The government’s emphasis on enhancing greater financial inclusion through its financial sector strategy, while preserving the stability of the financial system, is appropriate. While the level of household indebtedness has stabilized, it remains elevated. In staff’s view, this in itself does not pose imminent risk to macroeconomic and financial stability. Staff commends the authorities for the initiatives taken to strengthen their surveillance of the financial sector.
Achieving sustainable growth would require a set of reform-oriented innovative policies to reinvigorate productivity growth. These include increasing the quality of public spending, improving the business environment, implementing supportive measures to liberalize the service sectors, reducing the domestic regulatory burden on firms and the skill mismatch in the labor market. Staff commends the authorities’ efforts to strengthen public financial management including bringing Namibia’s procurement system in line with international standards.
Setting: Namibia’s positive growth record over the years has raised overall incomes and led to positive economic outcomes. However, growth has not translated into sufficient job creation contributing to persistently high unemployment and income inequality.
Outlook and risks: Real GDP growth is expected to moderate to 4 percent in 2013 from 5 percent in 2012 reflecting weak global demand for exports partially offset by solid growth in domestic demand. The uncertain global environment and a possible delay in finalizing negotiations for the Economic Partnership Agreement (EPA) with the European Union are key risks.
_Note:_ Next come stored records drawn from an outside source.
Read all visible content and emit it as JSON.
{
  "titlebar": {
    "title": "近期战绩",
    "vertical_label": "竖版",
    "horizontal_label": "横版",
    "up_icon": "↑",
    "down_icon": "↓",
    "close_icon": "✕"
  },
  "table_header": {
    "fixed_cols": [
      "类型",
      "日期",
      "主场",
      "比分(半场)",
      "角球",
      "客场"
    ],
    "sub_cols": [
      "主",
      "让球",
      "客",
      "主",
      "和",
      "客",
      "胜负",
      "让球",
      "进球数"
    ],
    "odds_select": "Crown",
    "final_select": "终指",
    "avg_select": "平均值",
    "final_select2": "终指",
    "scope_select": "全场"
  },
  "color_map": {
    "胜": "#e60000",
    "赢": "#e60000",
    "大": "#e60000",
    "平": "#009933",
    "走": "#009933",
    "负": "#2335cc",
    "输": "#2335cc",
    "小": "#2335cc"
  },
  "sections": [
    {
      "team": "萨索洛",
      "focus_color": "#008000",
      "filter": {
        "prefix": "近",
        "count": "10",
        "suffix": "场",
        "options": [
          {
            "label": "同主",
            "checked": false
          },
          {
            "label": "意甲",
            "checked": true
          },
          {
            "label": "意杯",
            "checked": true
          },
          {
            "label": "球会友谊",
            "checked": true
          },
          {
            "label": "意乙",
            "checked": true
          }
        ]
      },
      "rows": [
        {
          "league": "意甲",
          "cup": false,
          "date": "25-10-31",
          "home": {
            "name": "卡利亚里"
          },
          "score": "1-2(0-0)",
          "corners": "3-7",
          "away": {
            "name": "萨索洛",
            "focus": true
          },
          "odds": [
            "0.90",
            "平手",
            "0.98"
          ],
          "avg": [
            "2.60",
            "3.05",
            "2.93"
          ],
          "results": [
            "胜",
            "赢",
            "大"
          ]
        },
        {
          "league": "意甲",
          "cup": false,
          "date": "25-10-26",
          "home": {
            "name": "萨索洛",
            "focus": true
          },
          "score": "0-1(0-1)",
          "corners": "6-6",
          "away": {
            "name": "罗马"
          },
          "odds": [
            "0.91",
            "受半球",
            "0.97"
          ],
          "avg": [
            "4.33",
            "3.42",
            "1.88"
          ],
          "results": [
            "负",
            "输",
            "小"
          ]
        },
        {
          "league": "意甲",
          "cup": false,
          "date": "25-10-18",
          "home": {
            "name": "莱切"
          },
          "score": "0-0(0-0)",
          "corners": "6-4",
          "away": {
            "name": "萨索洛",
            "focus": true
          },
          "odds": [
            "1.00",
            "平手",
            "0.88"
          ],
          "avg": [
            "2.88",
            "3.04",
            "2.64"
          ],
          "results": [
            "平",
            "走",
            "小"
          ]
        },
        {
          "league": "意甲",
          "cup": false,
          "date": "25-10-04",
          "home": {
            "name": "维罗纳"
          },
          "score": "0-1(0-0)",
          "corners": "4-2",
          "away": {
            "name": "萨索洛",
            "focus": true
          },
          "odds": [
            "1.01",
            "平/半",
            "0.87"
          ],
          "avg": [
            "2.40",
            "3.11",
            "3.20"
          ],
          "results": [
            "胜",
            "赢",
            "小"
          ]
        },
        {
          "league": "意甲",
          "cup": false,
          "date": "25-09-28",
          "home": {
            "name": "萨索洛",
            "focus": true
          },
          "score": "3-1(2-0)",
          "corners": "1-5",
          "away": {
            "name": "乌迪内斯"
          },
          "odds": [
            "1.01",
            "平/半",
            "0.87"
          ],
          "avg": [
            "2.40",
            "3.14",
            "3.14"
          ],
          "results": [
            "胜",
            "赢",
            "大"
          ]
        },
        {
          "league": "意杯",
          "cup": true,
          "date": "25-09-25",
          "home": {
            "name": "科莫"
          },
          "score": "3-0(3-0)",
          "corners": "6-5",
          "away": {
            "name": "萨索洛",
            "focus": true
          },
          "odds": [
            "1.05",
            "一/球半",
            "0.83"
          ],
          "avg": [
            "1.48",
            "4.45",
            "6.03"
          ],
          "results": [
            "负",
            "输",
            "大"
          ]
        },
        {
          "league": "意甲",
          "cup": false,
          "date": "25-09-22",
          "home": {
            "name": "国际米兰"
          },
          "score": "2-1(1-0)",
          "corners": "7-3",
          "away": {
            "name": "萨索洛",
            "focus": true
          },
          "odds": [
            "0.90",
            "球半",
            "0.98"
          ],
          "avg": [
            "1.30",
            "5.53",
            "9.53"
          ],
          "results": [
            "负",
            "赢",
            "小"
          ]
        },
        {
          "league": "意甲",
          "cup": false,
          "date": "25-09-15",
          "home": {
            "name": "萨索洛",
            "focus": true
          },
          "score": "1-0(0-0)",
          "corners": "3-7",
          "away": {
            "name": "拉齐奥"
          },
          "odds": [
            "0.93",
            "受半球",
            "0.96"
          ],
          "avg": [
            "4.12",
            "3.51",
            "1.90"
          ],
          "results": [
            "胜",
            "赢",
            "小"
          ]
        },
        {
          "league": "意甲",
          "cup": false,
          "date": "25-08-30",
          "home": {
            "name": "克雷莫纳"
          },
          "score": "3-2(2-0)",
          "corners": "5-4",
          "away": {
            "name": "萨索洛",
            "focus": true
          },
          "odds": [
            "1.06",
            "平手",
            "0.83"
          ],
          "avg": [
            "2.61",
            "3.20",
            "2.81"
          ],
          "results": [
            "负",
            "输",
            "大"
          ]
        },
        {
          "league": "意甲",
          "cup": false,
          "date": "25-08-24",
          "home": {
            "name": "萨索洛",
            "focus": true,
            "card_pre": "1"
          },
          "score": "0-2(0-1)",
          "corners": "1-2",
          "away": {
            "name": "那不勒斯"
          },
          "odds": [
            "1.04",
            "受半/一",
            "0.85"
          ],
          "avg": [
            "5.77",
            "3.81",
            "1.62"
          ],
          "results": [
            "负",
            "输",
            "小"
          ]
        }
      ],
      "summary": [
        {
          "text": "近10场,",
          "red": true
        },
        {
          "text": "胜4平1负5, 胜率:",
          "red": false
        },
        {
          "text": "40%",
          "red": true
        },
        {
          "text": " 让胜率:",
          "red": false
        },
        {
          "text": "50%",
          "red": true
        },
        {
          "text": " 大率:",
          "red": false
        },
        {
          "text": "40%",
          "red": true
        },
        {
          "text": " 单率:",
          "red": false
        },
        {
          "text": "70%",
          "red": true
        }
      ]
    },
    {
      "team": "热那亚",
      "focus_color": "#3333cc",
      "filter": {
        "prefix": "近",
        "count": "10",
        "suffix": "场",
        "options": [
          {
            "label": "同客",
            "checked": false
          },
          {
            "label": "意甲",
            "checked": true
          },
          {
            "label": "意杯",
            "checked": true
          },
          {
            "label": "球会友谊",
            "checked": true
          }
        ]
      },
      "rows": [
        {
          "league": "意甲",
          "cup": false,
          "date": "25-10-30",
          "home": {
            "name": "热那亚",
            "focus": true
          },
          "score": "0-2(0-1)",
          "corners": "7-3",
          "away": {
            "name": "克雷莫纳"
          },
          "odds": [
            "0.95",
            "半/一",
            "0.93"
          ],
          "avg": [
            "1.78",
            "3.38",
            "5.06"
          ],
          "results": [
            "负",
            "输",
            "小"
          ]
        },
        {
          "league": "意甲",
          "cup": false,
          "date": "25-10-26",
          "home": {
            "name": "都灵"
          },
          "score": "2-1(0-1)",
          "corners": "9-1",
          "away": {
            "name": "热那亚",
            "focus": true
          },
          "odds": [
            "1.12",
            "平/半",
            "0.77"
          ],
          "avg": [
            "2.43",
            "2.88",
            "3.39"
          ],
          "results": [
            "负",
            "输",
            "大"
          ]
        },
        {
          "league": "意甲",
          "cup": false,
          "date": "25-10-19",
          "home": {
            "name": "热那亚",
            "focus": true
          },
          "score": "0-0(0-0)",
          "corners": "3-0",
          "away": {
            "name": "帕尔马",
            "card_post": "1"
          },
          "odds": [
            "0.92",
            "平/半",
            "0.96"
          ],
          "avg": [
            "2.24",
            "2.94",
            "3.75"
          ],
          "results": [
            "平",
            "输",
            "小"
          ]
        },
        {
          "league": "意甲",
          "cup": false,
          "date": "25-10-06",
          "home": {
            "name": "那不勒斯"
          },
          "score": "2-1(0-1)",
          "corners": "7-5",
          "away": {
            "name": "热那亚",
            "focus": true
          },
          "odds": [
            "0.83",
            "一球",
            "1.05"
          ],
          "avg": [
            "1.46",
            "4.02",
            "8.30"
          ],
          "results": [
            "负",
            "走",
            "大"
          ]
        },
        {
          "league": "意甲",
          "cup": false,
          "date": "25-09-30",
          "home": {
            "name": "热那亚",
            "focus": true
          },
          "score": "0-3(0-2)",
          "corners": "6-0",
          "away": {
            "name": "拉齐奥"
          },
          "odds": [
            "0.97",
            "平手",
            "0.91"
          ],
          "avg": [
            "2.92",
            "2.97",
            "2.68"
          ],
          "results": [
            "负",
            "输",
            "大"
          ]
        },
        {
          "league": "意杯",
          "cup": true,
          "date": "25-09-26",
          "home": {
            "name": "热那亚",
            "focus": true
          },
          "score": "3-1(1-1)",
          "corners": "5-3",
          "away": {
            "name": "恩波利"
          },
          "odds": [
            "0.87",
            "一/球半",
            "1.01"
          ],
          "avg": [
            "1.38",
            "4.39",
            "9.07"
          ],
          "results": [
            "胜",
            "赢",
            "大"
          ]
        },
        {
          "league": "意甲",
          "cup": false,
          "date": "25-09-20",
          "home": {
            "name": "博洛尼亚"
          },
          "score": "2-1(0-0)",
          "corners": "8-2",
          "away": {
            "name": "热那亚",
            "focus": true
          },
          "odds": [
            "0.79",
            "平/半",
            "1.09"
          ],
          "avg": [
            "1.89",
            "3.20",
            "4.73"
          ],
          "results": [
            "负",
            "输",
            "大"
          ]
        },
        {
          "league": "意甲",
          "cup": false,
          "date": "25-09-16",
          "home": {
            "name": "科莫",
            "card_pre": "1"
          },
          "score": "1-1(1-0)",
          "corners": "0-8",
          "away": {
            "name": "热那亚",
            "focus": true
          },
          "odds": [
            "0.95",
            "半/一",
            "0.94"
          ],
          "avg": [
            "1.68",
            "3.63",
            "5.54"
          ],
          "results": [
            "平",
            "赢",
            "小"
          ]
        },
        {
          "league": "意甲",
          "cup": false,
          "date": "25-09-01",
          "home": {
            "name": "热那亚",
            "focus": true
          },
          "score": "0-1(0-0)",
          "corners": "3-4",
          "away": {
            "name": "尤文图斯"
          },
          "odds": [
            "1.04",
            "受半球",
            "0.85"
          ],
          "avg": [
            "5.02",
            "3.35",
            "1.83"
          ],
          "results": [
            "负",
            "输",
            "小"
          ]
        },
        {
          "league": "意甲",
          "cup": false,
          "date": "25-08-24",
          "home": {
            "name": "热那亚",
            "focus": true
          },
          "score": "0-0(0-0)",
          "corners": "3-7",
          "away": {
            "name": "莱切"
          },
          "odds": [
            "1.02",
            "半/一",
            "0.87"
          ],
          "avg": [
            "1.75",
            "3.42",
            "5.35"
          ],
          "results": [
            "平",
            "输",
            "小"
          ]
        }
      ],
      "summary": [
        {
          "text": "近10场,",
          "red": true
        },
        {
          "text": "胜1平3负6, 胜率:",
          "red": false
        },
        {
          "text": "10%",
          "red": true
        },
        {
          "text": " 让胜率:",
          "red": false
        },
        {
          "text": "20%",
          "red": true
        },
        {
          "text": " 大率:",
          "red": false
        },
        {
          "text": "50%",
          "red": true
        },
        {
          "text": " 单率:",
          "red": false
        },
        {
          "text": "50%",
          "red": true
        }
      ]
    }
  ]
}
Policy mix: Given the peg to the South African rand, staff urges the authorities to return to fiscal prudence through greater expenditure control. In case of more adverse shifts in the global economic environment than currently anticipated, staff advocates for allowing the automatic stabilizers to operate on the revenue side.
Medium-term: With an uncertain external environment, staff recommends the authorities pursue a “growth-friendly” fiscal consolidation reining in unproductive current spending, while protecting growth-promoting capital spending. Staff welcomes efforts by the government to look into ways to steer a gradual reduction of the wage bill which would improve labor market outcomes. Measures to enhance domestic revenue mobilization would help balance the fiscal consolidation strategy.
Financial stability and inclusion: The government’s emphasis on enhancing financial inclusion, while preserving the stability of the financial system, is appropriate. Although the level of household indebtedness has stabilized, it remains elevated. Thus, staff commends the authorities for initiatives taken to strengthen their surveillance of the financial sector and thereby help minimize the associated vulnerabilities.
Growth and diversification: Achieving higher growth would require a set of efficiency- driven reforms to reinvigorate productivity drivers. Delivering good outcomes on policies for greater diversification would require supportive measures to liberalize the service sectors and reduce the domestic regulatory burden for firms.
Past advice: There is broad agreement between the Fund and the authorities on macroeconomic policy and structural reform priorities. The authorities also view the Fund as a valuable partner for their capacity building efforts.